A partial eclipse of the Moon occurs on Monday 11 March, 2639 UT, with maximum eclipse at 19:10 UT. A tiny bite out of the Moon may be visible at maximum, though just 4% of the Moon will be shadowed in a partial eclipse lasting for 44 minutes and 12 seconds. A shading across the moon from the Earth's penumbral shadow should be visible at maximum eclipse.

The penumbral eclipse lasts for 4 hours and 4 minutes. The partial eclipse lasts for 44 minutes and 12 seconds. Maximum eclipse is at 19:10:02 UT.

During this eclipse the Moon will be at perigee, making it extremely large. At maximum eclipse it will be 0.568° in apparent diameter, which is 7.0% larger than average. The statistics page has information on the ranges of the sizes of the Sun and Moon.

Interactive Map

This map shows the visibility of the eclipse at maximum eclipse, when it will be visible within the bright area on the map. Note that the map is approximate, and if you are near the edge of the area of visibility, the moon will be very close to the horizon and may not be practically visible.

You can use the zoom controls to zoom in and out, and pan to see areas of interest. The green marker in the centre shows where the Moon will be directly overhead at maximum eclipse.

Overview Map

This map sourced from NASA Goddard Space flight Center: GSFC Eclipse Web SiteGSFC Eclipse Web Site
The primary source of all the information on eclipses presented here at Hermit Eclipse. [NASA Goddard Space flight Center]
https://eclipse.gsfc.nasa.gov/eclipse.html
shows the visibility of the eclipse. (Click on it for the full-sized version.)

Eclipse Season and Saros Series

This eclipse season contains 2 eclipses:

This is the 61st eclipse in lunar Saros series 133.The surrounding eclipses in this Saros series are:

Eclipse Parameters

UT Date/time (max) 19:10:02 on 11 Mar UT TDT Date/time (max) 19:45:23 on 11 Mar TDT
Saros Series 133 Number in Series 60
Penumbral Magnitiude 1.0054 Central Magnitiude 0.0417
Gamma 0.9996 Path Width (km)
Delta T 35m21s Error ± 29m39s (95%)
Penumbral Duration 4h04m Partial Duration 44m12s
Total Duration
Partial Rating Total Rating
Sun Distance 148211157 km (23.1%) Moon Distance 356679 km (0.6%)
Sun Diameter 0.538° Moon Diameter 0.558° - 0.568°
Apogee 08:39 on 26 Feb UT Perigee 20:22 on 11 Mar UT

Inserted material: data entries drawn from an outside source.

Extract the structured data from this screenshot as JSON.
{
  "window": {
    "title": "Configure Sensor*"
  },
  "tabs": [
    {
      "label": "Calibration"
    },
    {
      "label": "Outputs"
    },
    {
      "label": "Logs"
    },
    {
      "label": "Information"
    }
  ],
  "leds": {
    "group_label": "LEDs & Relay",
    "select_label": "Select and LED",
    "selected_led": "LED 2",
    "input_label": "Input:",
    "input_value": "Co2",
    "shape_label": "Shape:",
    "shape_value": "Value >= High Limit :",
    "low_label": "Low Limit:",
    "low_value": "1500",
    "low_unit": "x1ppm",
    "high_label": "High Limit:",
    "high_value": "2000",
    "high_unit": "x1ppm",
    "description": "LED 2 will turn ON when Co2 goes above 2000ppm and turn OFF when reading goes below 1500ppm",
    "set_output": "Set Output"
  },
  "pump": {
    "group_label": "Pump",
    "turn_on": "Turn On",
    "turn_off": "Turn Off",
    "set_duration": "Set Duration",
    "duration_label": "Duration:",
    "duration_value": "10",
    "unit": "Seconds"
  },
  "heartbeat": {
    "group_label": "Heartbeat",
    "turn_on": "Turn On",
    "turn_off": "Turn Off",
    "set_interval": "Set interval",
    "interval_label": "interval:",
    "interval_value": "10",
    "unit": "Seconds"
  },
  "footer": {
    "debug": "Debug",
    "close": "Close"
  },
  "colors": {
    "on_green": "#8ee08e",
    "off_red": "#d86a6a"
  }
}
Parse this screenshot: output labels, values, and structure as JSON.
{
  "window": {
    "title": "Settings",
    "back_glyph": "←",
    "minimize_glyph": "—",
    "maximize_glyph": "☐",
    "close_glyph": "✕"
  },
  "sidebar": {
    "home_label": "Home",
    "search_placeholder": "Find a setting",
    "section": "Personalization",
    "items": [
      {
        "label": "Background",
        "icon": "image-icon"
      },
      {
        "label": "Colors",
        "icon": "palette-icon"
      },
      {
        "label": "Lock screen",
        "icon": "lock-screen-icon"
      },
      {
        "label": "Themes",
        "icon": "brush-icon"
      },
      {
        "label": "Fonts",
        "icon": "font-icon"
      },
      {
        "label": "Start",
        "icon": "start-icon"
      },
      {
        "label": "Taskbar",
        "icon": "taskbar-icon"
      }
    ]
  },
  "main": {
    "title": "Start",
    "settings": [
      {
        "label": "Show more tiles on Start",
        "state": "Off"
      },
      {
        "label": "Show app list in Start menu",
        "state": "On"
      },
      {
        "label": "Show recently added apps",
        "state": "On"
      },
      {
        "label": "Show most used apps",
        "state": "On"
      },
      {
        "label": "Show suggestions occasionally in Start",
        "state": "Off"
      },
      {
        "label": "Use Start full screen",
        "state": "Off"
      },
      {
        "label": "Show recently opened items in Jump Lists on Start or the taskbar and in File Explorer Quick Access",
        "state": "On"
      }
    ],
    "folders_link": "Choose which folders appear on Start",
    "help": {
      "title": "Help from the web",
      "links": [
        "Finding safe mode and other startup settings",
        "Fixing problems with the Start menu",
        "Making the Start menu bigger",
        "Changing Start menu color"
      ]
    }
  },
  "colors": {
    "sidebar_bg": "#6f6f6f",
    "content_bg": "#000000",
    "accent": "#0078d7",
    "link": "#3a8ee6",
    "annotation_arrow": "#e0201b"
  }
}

Note that while all dates and times on this site (except where noted) are in UT, which is within a second of civil time, the dates and times shown in NASA's eclipse listingsGSFC Eclipse Web Site
The primary source of all the information on eclipses presented here at Hermit Eclipse. [NASA Goddard Space flight Center]
https://eclipse.gsfc.nasa.gov/eclipse.html
are in the TDT timescale.

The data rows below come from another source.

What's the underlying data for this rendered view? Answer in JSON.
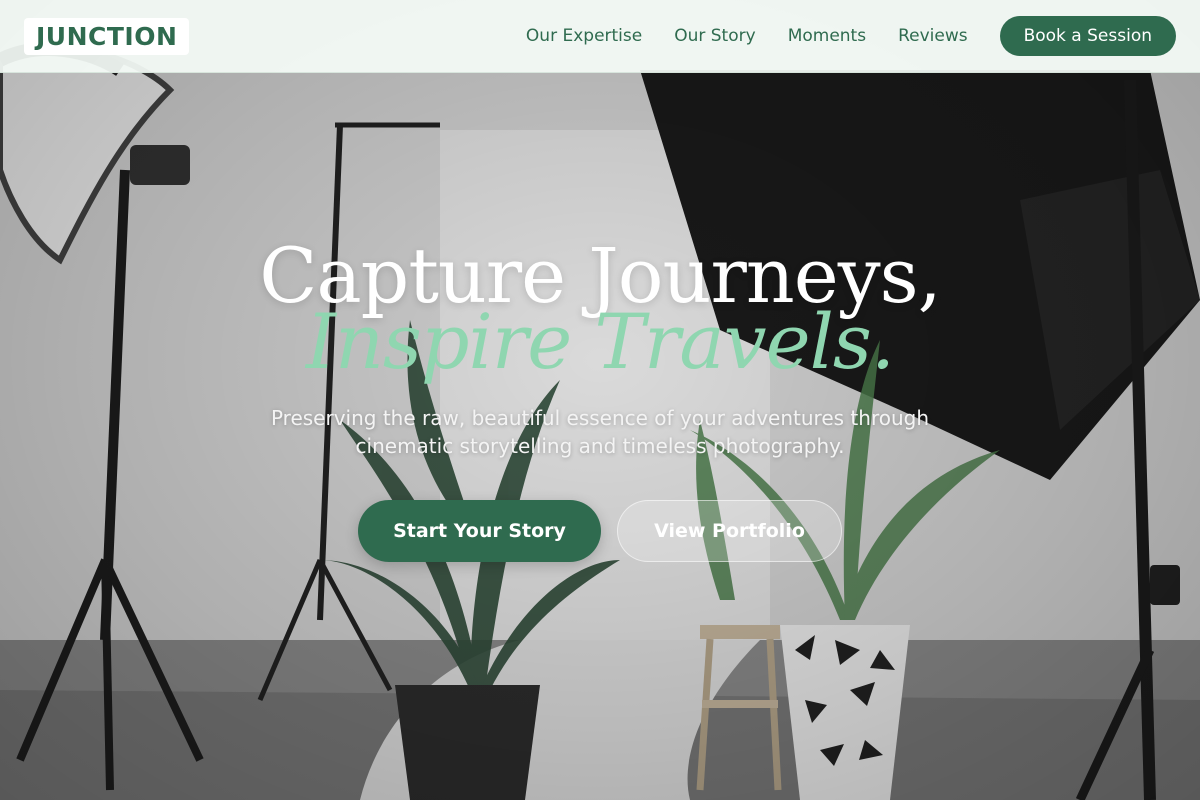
{
  "brand": {
    "logo_text": "JUNCTION"
  },
  "nav": {
    "links": [
      {
        "label": "Our Expertise"
      },
      {
        "label": "Our Story"
      },
      {
        "label": "Moments"
      },
      {
        "label": "Reviews"
      }
    ],
    "cta_label": "Book a Session"
  },
  "hero": {
    "headline_line1": "Capture Journeys,",
    "headline_line2": "Inspire Travels.",
    "subtitle": "Preserving the raw, beautiful essence of your adventures through cinematic storytelling and timeless photography.",
    "primary_cta": "Start Your Story",
    "secondary_cta": "View Portfolio",
    "background_image": "photography-studio-photo"
  },
  "colors": {
    "brand_green": "#2f6b4f",
    "accent_mint": "#8fd6b0",
    "nav_bg": "#f4fbf6"
  }
}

The Sun and Moon distances are shown in km, and as a percentage of their minimum - maximum distances; hence 0% is the closest possible (Earth's perihelion, or the Moon's closest possible perigee) and 100% is the farthest (aphelion, the farthest apogee). The statistics page has information on the ranges of sizes of the Sun and Moon.

Data last updated: 2015-06-21 22:11:48 UTC.